TASK OBJECTIVE:
Your answer should consist of each line below that contains the string "events".

SOURCE MATERIAL:

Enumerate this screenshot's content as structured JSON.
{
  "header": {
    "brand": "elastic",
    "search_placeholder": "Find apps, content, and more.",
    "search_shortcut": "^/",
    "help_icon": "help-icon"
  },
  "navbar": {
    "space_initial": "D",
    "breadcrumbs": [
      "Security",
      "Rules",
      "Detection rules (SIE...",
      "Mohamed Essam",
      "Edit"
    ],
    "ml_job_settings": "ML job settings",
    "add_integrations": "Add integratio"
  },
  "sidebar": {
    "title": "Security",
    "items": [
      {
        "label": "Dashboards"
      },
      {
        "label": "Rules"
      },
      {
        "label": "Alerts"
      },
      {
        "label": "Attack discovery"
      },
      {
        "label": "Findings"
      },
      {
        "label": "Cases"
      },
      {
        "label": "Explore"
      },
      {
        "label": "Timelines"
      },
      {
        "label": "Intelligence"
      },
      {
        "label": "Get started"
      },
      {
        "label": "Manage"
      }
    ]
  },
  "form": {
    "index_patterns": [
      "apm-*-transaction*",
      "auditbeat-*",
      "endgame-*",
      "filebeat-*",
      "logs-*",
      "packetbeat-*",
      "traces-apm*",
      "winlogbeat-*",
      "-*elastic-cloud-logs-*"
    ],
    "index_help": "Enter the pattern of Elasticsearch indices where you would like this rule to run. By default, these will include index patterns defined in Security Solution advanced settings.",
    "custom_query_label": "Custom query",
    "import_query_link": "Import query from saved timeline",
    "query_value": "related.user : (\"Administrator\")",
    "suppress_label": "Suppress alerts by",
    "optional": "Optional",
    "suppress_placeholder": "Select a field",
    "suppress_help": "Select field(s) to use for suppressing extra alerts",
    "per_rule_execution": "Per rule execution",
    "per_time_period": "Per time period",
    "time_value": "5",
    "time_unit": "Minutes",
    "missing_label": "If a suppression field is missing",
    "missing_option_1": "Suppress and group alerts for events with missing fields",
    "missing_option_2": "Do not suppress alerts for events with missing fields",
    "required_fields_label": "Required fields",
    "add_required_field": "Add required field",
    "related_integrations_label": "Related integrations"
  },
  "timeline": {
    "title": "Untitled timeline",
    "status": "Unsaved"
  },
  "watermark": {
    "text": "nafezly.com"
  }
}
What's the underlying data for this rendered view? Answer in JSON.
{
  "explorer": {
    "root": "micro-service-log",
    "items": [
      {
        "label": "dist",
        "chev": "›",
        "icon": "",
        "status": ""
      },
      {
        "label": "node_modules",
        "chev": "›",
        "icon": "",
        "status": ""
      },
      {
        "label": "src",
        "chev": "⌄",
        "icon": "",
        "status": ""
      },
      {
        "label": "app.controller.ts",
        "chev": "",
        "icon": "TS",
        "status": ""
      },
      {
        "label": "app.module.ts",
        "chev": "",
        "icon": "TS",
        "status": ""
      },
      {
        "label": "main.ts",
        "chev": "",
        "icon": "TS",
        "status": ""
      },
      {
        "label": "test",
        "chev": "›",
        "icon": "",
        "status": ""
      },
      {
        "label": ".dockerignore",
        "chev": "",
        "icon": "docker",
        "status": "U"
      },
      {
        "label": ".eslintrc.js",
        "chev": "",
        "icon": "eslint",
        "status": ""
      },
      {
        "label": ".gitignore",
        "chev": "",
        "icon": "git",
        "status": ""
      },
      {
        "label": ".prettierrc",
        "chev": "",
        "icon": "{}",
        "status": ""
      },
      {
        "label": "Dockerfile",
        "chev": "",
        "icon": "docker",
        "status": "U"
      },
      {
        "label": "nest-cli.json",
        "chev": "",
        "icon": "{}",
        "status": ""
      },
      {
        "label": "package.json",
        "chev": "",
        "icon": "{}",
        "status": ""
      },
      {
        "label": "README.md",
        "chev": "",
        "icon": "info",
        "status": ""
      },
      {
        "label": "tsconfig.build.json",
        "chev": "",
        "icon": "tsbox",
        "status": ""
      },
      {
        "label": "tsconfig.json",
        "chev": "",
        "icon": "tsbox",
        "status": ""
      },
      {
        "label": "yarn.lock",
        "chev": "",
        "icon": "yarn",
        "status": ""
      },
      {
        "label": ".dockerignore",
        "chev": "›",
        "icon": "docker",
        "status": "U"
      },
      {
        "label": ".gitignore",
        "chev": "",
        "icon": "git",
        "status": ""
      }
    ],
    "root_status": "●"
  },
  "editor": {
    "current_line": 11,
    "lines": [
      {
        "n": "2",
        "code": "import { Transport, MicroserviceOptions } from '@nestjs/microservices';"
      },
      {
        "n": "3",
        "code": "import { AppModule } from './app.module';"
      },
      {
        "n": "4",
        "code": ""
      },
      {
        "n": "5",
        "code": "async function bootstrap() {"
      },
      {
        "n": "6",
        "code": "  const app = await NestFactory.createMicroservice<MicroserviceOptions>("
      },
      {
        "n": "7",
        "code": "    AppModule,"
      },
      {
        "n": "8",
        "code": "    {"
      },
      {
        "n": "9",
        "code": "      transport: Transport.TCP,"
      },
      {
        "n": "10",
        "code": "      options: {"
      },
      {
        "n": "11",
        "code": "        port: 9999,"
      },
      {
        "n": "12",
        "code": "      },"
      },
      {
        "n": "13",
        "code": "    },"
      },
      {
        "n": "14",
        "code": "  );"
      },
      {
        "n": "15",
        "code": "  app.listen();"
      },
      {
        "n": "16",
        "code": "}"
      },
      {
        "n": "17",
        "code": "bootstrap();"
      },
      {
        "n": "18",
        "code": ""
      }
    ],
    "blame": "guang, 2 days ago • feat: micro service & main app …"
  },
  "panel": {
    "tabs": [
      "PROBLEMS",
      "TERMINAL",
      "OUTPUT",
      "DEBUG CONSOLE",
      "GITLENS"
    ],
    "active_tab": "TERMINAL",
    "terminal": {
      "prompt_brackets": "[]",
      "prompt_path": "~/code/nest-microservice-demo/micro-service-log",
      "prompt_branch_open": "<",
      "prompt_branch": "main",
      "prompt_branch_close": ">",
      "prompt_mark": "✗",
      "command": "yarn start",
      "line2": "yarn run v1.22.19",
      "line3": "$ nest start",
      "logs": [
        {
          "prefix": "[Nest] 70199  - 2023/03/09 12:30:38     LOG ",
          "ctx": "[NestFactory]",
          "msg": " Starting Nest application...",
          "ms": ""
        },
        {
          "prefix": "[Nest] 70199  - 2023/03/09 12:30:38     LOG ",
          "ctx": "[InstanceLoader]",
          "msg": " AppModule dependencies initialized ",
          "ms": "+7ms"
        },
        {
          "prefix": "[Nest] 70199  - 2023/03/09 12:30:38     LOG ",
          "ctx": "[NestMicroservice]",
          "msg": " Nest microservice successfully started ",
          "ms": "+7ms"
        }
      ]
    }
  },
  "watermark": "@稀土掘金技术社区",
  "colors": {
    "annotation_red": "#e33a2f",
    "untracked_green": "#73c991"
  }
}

RESPONSE:
    "missing_option_1": "Suppress and group alerts for events with missing fields",
    "missing_option_2": "Do not suppress alerts for events with missing fields",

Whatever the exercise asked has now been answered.